Here's a quick run-down of my own assessment:
- The book seems to be a nod to Lewis in mimicking some of his style and what he was trying to accomplish with the Narnia series.
- The book has many biblical and Christian metaphors and McGrath's Christianity seeps through the pages in many ways.
- There is definitely a polemic going on in the subtext regarding the relationship between science and spirituality with respect to truth. This is true of McGrath in general as a scientist and former atheist turn Christian.
Is McGrath trying to create a new mythology with a Christian subtext for a new generation? Is he giving us what Lewis gave to his generation - a former Oxford, now King's College professor giving us a fictional entry into the biblical world? Is this the precursor to a new imaginative apologetic? Hard to say, and filling Lewis' shoes is harder still.
I appreciate McGrath a great deal, and was deeply inspired this past year by his Gifford Lectures on Natural Theology, his presentations at the Q Conference, and his debates with modern popular atheists like Richard Dawkins and Christopher Hitchins. McGrath has much work ahead of him, and my hope is that he will continue to bring us new work that is deeply inspired, deeply thoughtful, and deeply challenging to contemporary culture.
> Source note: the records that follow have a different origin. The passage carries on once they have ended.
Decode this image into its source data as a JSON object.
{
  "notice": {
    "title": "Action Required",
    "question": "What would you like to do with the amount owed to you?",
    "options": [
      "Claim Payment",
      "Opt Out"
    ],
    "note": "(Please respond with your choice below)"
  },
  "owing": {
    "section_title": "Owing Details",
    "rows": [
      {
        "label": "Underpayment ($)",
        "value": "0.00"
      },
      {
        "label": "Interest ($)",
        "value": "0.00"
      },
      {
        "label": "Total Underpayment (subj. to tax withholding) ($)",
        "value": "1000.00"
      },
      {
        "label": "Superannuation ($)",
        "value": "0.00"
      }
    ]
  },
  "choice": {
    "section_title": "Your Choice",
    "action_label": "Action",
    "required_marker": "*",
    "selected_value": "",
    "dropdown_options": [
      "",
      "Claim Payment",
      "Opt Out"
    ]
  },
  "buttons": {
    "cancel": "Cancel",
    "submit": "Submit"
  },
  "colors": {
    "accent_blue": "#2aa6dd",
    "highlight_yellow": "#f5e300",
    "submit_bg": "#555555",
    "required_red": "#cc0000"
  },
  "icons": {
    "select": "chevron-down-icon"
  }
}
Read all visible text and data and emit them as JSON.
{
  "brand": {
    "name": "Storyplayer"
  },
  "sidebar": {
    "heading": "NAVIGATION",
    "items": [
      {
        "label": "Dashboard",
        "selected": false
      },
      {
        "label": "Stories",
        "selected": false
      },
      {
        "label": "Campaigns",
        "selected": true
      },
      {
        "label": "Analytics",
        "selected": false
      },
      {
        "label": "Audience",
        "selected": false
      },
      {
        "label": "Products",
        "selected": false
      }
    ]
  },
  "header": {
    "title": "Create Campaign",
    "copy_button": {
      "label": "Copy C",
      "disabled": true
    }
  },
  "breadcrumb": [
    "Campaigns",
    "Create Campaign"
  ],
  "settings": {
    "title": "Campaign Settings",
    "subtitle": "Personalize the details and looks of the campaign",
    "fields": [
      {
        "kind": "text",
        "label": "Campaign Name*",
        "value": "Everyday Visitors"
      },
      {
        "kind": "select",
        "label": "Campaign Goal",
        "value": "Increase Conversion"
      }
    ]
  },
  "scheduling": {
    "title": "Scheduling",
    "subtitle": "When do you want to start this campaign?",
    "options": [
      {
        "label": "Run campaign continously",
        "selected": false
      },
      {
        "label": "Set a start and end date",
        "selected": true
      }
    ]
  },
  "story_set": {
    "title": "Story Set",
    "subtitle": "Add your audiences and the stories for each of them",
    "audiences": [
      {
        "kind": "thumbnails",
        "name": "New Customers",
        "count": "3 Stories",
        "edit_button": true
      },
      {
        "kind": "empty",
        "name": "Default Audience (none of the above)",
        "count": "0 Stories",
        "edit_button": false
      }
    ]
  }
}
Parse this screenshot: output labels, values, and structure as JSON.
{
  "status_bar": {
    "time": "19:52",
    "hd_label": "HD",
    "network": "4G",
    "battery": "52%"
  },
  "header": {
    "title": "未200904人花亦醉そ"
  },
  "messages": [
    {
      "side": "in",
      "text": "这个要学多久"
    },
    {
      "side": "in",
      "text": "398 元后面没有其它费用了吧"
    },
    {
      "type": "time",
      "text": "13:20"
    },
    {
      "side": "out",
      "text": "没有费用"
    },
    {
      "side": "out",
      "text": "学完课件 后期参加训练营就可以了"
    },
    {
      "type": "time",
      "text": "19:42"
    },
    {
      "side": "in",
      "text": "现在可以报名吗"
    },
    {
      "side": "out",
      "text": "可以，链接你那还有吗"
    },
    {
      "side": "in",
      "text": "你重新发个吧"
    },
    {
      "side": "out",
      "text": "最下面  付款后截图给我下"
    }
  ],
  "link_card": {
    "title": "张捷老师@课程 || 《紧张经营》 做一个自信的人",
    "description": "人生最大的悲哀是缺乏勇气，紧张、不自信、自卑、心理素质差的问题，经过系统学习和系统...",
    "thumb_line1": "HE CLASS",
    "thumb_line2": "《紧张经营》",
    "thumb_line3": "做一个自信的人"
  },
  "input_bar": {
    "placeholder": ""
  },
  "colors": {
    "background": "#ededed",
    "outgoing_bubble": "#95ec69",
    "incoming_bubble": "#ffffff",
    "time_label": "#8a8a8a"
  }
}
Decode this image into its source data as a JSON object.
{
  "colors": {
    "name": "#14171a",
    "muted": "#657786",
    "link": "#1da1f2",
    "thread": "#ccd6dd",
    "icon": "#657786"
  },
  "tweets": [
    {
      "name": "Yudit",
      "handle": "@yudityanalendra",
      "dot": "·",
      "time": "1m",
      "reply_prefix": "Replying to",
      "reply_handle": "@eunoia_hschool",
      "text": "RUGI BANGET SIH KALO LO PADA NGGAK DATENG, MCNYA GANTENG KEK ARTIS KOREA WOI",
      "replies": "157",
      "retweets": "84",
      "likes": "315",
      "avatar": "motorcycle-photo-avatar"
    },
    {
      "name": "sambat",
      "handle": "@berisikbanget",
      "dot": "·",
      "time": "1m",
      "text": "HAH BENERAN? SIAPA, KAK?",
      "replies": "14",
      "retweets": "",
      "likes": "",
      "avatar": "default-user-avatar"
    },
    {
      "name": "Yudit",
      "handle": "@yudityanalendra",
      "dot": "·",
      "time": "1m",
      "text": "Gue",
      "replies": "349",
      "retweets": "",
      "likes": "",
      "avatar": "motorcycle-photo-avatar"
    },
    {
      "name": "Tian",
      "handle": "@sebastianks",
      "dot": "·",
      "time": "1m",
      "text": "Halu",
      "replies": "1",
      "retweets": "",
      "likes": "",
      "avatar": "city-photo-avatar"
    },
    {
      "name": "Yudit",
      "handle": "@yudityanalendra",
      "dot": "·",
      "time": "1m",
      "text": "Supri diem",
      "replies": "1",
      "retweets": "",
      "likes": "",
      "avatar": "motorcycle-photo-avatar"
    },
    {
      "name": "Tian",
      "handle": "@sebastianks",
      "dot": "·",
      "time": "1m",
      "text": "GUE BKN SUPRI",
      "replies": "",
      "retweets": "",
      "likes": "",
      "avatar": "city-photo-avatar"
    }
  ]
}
I plan on reading it again, so does my son, and my 10 year old daughter is next when she finishes her current book.